[Start of section]

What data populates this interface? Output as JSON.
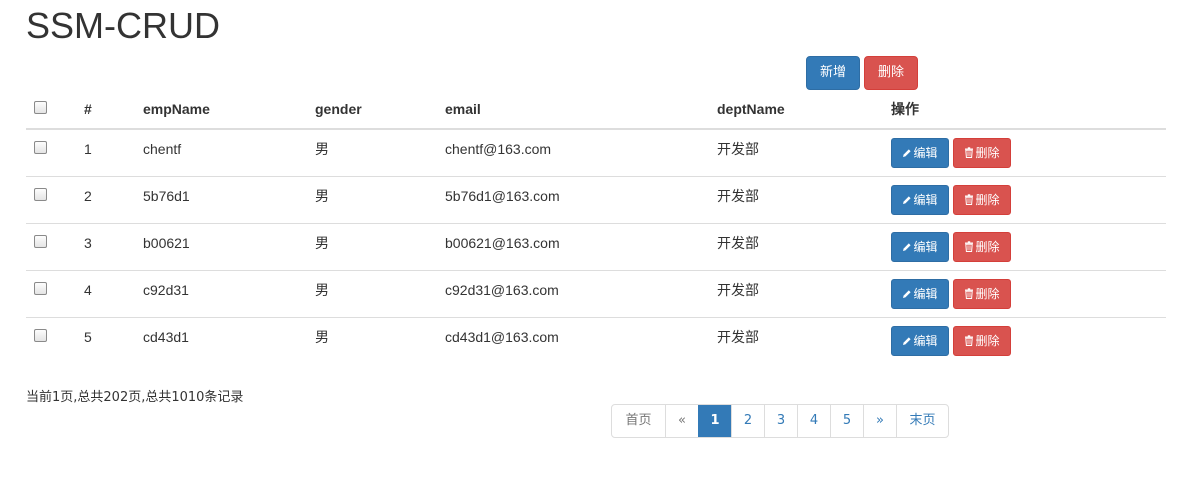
{
  "page": {
    "title": "SSM-CRUD"
  },
  "toolbar": {
    "add_label": "新增",
    "delete_label": "删除"
  },
  "table": {
    "headers": {
      "num": "#",
      "name": "empName",
      "gender": "gender",
      "email": "email",
      "dept": "deptName",
      "actions": "操作"
    },
    "edit_label": "编辑",
    "delete_label": "删除",
    "rows": [
      {
        "id": "1",
        "name": "chentf",
        "gender": "男",
        "email": "chentf@163.com",
        "dept": "开发部"
      },
      {
        "id": "2",
        "name": "5b76d1",
        "gender": "男",
        "email": "5b76d1@163.com",
        "dept": "开发部"
      },
      {
        "id": "3",
        "name": "b00621",
        "gender": "男",
        "email": "b00621@163.com",
        "dept": "开发部"
      },
      {
        "id": "4",
        "name": "c92d31",
        "gender": "男",
        "email": "c92d31@163.com",
        "dept": "开发部"
      },
      {
        "id": "5",
        "name": "cd43d1",
        "gender": "男",
        "email": "cd43d1@163.com",
        "dept": "开发部"
      }
    ]
  },
  "footer": {
    "info": "当前1页,总共202页,总共1010条记录"
  },
  "pagination": {
    "first": "首页",
    "prev": "«",
    "pages": [
      "1",
      "2",
      "3",
      "4",
      "5"
    ],
    "active_page": "1",
    "next": "»",
    "last": "末页"
  },
  "colors": {
    "primary": "#337ab7",
    "danger": "#d9534f",
    "border": "#dddddd",
    "text": "#333333"
  },
  "icons": {
    "edit": "pencil-icon",
    "delete": "trash-icon"
  }
}
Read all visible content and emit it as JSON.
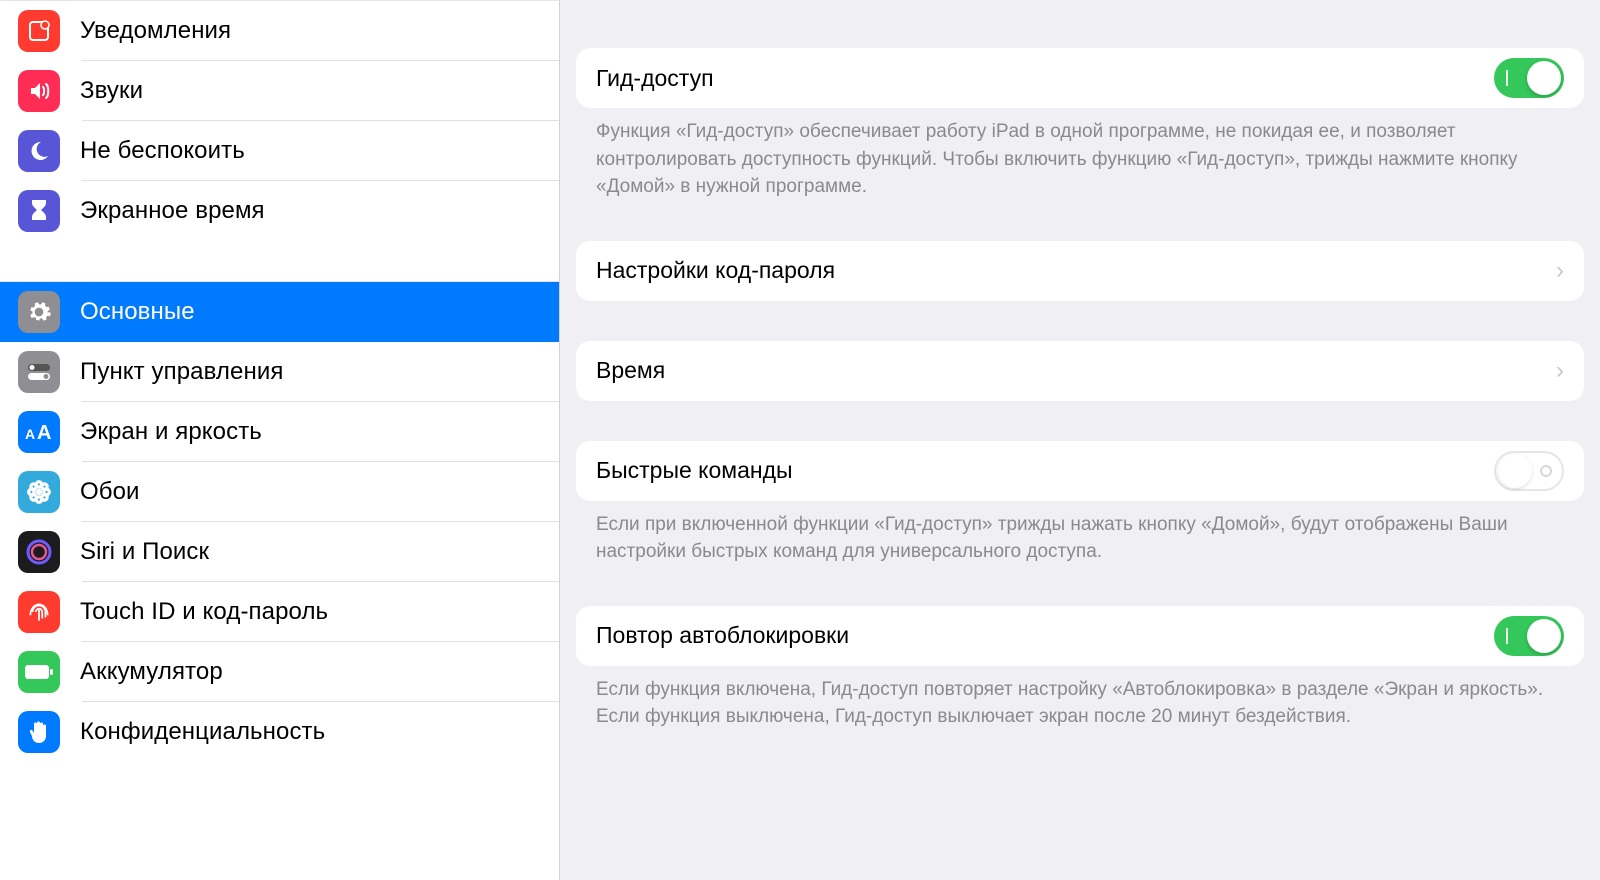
{
  "sidebar": {
    "group1": [
      {
        "label": "Уведомления"
      },
      {
        "label": "Звуки"
      },
      {
        "label": "Не беспокоить"
      },
      {
        "label": "Экранное время"
      }
    ],
    "group2": [
      {
        "label": "Основные"
      },
      {
        "label": "Пункт управления"
      },
      {
        "label": "Экран и яркость"
      },
      {
        "label": "Обои"
      },
      {
        "label": "Siri и Поиск"
      },
      {
        "label": "Touch ID и код-пароль"
      },
      {
        "label": "Аккумулятор"
      },
      {
        "label": "Конфиденциальность"
      }
    ]
  },
  "main": {
    "guided_access": {
      "label": "Гид-доступ",
      "on": true,
      "footer": "Функция «Гид-доступ» обеспечивает работу iPad в одной программе, не покидая ее, и позволяет контролировать доступность функций. Чтобы включить функцию «Гид-доступ», трижды нажмите кнопку «Домой» в нужной программе."
    },
    "passcode": {
      "label": "Настройки код-пароля"
    },
    "time": {
      "label": "Время"
    },
    "shortcuts": {
      "label": "Быстрые команды",
      "on": false,
      "footer": "Если при включенной функции «Гид-доступ» трижды нажать кнопку «Домой», будут отображены Ваши настройки быстрых команд для универсального доступа."
    },
    "autolock": {
      "label": "Повтор автоблокировки",
      "on": true,
      "footer": "Если функция включена, Гид-доступ повторяет настройку «Автоблокировка» в разделе «Экран и яркость». Если функция выключена, Гид-доступ выключает экран после 20 минут бездействия."
    }
  }
}
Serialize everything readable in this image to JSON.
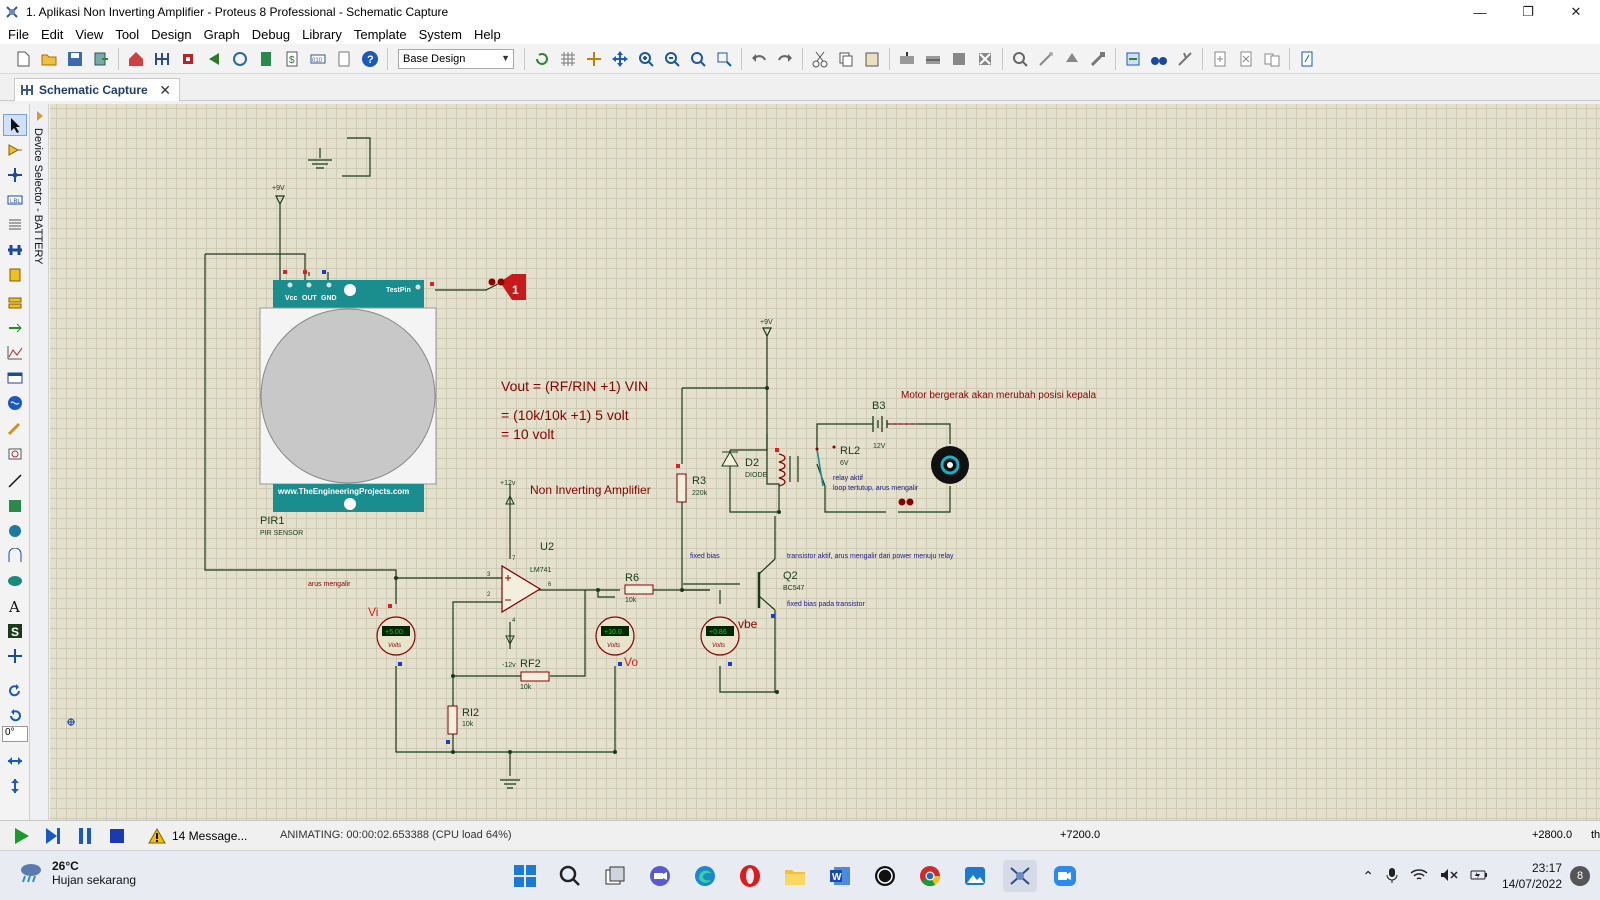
{
  "window": {
    "title": "1. Aplikasi Non Inverting Amplifier - Proteus 8 Professional - Schematic Capture",
    "minimize": "—",
    "restore": "❐",
    "close": "✕"
  },
  "menu": [
    "File",
    "Edit",
    "View",
    "Tool",
    "Design",
    "Graph",
    "Debug",
    "Library",
    "Template",
    "System",
    "Help"
  ],
  "toolbar": {
    "design_select": "Base Design"
  },
  "tab": {
    "label": "Schematic Capture",
    "close": "✕"
  },
  "device_selector": {
    "label": "Device Selector - BATTERY"
  },
  "rotation_input": "0°",
  "schematic": {
    "pir": {
      "site": "www.TheEngineeringProjects.com",
      "pin_vcc": "Vcc",
      "pin_out": "OUT",
      "pin_gnd": "GND",
      "pin_test": "TestPin",
      "ref": "PIR1",
      "type": "PIR SENSOR"
    },
    "probe_label": "1",
    "vcc_top": "+9V",
    "vcc_relay": "+9V",
    "opamp": {
      "ref": "U2",
      "type": "LM741",
      "pos_supply": "+12v",
      "neg_supply": "-12v",
      "pin3": "3",
      "pin2": "2",
      "pin6": "6",
      "pin7": "7",
      "pin4": "4"
    },
    "formula": {
      "line1": "Vout = (RF/RIN +1) VIN",
      "line2": "= (10k/10k +1) 5 volt",
      "line3": "= 10 volt"
    },
    "title_amp": "Non Inverting Amplifier",
    "r3": {
      "ref": "R3",
      "value": "220k"
    },
    "r6": {
      "ref": "R6",
      "value": "10k"
    },
    "rf2": {
      "ref": "RF2",
      "value": "10k"
    },
    "ri2": {
      "ref": "RI2",
      "value": "10k"
    },
    "d2": {
      "ref": "D2",
      "type": "DIODE"
    },
    "rl2": {
      "ref": "RL2",
      "value": "6V"
    },
    "relay_note1": "relay aktif",
    "relay_note2": "loop tertutup, arus mengalir",
    "b3": {
      "ref": "B3",
      "value": "12V"
    },
    "motor_note": "Motor bergerak akan merubah posisi kepala",
    "q2": {
      "ref": "Q2",
      "type": "BC547"
    },
    "fixed_bias": "fixed bias",
    "trans_note": "transistor aktif, arus mengalir dari power menuju relay",
    "trans_note2": "fixed bias pada transistor",
    "arus_note": "arus mengalir",
    "meter_vi": {
      "label": "Vi",
      "reading": "+5.00",
      "unit": "Volts"
    },
    "meter_vo": {
      "label": "Vo",
      "reading": "+10.0",
      "unit": "Volts"
    },
    "meter_vbe": {
      "label": "vbe",
      "reading": "+0.86",
      "unit": "Volts"
    }
  },
  "status": {
    "messages": "14 Message...",
    "animating": "ANIMATING: 00:00:02.653388 (CPU load 64%)",
    "coord_x": "+7200.0",
    "coord_y": "+2800.0",
    "coord_unit": "th"
  },
  "taskbar": {
    "temp": "26°C",
    "condition": "Hujan sekarang",
    "time": "23:17",
    "date": "14/07/2022",
    "notification_count": "8"
  },
  "colors": {
    "canvas": "#e3e1cd",
    "wire": "#1a3a1a",
    "teal": "#1a8e8e",
    "label_red": "#8b0000",
    "note_blue": "#1a1a8b",
    "meter_green": "#00aa00"
  }
}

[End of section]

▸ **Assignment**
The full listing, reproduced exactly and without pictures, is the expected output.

▸ **Answer space**
What data populates this interface? Output as JSON.
{
  "page": {
    "title": "SSM-CRUD"
  },
  "toolbar": {
    "add_label": "新增",
    "delete_label": "删除"
  },
  "table": {
    "headers": {
      "num": "#",
      "name": "empName",
      "gender": "gender",
      "email": "email",
      "dept": "deptName",
      "actions": "操作"
    },
    "edit_label": "编辑",
    "delete_label": "删除",
    "rows": [
      {
        "id": "1",
        "name": "chentf",
        "gender": "男",
        "email": "chentf@163.com",
        "dept": "开发部"
      },
      {
        "id": "2",
        "name": "5b76d1",
        "gender": "男",
        "email": "5b76d1@163.com",
        "dept": "开发部"
      },
      {
        "id": "3",
        "name": "b00621",
        "gender": "男",
        "email": "b00621@163.com",
        "dept": "开发部"
      },
      {
        "id": "4",
        "name": "c92d31",
        "gender": "男",
        "email": "c92d31@163.com",
        "dept": "开发部"
      },
      {
        "id": "5",
        "name": "cd43d1",
        "gender": "男",
        "email": "cd43d1@163.com",
        "dept": "开发部"
      }
    ]
  },
  "footer": {
    "info": "当前1页,总共202页,总共1010条记录"
  },
  "pagination": {
    "first": "首页",
    "prev": "«",
    "pages": [
      "1",
      "2",
      "3",
      "4",
      "5"
    ],
    "active_page": "1",
    "next": "»",
    "last": "末页"
  },
  "colors": {
    "primary": "#337ab7",
    "danger": "#d9534f",
    "border": "#dddddd",
    "text": "#333333"
  },
  "icons": {
    "edit": "pencil-icon",
    "delete": "trash-icon"
  }
}
Read all visible content and emit it as JSON.
{
  "sidebar": {
    "group1": [
      {
        "label": "Уведомления"
      },
      {
        "label": "Звуки"
      },
      {
        "label": "Не беспокоить"
      },
      {
        "label": "Экранное время"
      }
    ],
    "group2": [
      {
        "label": "Основные"
      },
      {
        "label": "Пункт управления"
      },
      {
        "label": "Экран и яркость"
      },
      {
        "label": "Обои"
      },
      {
        "label": "Siri и Поиск"
      },
      {
        "label": "Touch ID и код-пароль"
      },
      {
        "label": "Аккумулятор"
      },
      {
        "label": "Конфиденциальность"
      }
    ]
  },
  "main": {
    "guided_access": {
      "label": "Гид-доступ",
      "on": true,
      "footer": "Функция «Гид-доступ» обеспечивает работу iPad в одной программе, не покидая ее, и позволяет контролировать доступность функций. Чтобы включить функцию «Гид-доступ», трижды нажмите кнопку «Домой» в нужной программе."
    },
    "passcode": {
      "label": "Настройки код-пароля"
    },
    "time": {
      "label": "Время"
    },
    "shortcuts": {
      "label": "Быстрые команды",
      "on": false,
      "footer": "Если при включенной функции «Гид-доступ» трижды нажать кнопку «Домой», будут отображены Ваши настройки быстрых команд для универсального доступа."
    },
    "autolock": {
      "label": "Повтор автоблокировки",
      "on": true,
      "footer": "Если функция включена, Гид-доступ повторяет настройку «Автоблокировка» в разделе «Экран и яркость». Если функция выключена, Гид-доступ выключает экран после 20 минут бездействия."
    }
  }
}
Serialize everything readable in this image to JSON.
{
  "window": {
    "title": "1. Aplikasi Non Inverting Amplifier - Proteus 8 Professional - Schematic Capture",
    "minimize": "—",
    "restore": "❐",
    "close": "✕"
  },
  "menu": [
    "File",
    "Edit",
    "View",
    "Tool",
    "Design",
    "Graph",
    "Debug",
    "Library",
    "Template",
    "System",
    "Help"
  ],
  "toolbar": {
    "design_select": "Base Design"
  },
  "tab": {
    "label": "Schematic Capture",
    "close": "✕"
  },
  "device_selector": {
    "label": "Device Selector - BATTERY"
  },
  "rotation_input": "0°",
  "schematic": {
    "pir": {
      "site": "www.TheEngineeringProjects.com",
      "pin_vcc": "Vcc",
      "pin_out": "OUT",
      "pin_gnd": "GND",
      "pin_test": "TestPin",
      "ref": "PIR1",
      "type": "PIR SENSOR"
    },
    "probe_label": "1",
    "vcc_top": "+9V",
    "vcc_relay": "+9V",
    "opamp": {
      "ref": "U2",
      "type": "LM741",
      "pos_supply": "+12v",
      "neg_supply": "-12v",
      "pin3": "3",
      "pin2": "2",
      "pin6": "6",
      "pin7": "7",
      "pin4": "4"
    },
    "formula": {
      "line1": "Vout = (RF/RIN +1) VIN",
      "line2": "= (10k/10k +1) 5 volt",
      "line3": "= 10 volt"
    },
    "title_amp": "Non Inverting Amplifier",
    "r3": {
      "ref": "R3",
      "value": "220k"
    },
    "r6": {
      "ref": "R6",
      "value": "10k"
    },
    "rf2": {
      "ref": "RF2",
      "value": "10k"
    },
    "ri2": {
      "ref": "RI2",
      "value": "10k"
    },
    "d2": {
      "ref": "D2",
      "type": "DIODE"
    },
    "rl2": {
      "ref": "RL2",
      "value": "6V"
    },
    "relay_note1": "relay aktif",
    "relay_note2": "loop tertutup, arus mengalir",
    "b3": {
      "ref": "B3",
      "value": "12V"
    },
    "motor_note": "Motor bergerak akan merubah posisi kepala",
    "q2": {
      "ref": "Q2",
      "type": "BC547"
    },
    "fixed_bias": "fixed bias",
    "trans_note": "transistor aktif, arus mengalir dari power menuju relay",
    "trans_note2": "fixed bias pada transistor",
    "arus_note": "arus mengalir",
    "meter_vi": {
      "label": "Vi",
      "reading": "+5.00",
      "unit": "Volts"
    },
    "meter_vo": {
      "label": "Vo",
      "reading": "+10.0",
      "unit": "Volts"
    },
    "meter_vbe": {
      "label": "vbe",
      "reading": "+0.86",
      "unit": "Volts"
    }
  },
  "status": {
    "messages": "14 Message...",
    "animating": "ANIMATING: 00:00:02.653388 (CPU load 64%)",
    "coord_x": "+7200.0",
    "coord_y": "+2800.0",
    "coord_unit": "th"
  },
  "taskbar": {
    "temp": "26°C",
    "condition": "Hujan sekarang",
    "time": "23:17",
    "date": "14/07/2022",
    "notification_count": "8"
  },
  "colors": {
    "canvas": "#e3e1cd",
    "wire": "#1a3a1a",
    "teal": "#1a8e8e",
    "label_red": "#8b0000",
    "note_blue": "#1a1a8b",
    "meter_green": "#00aa00"
  }
}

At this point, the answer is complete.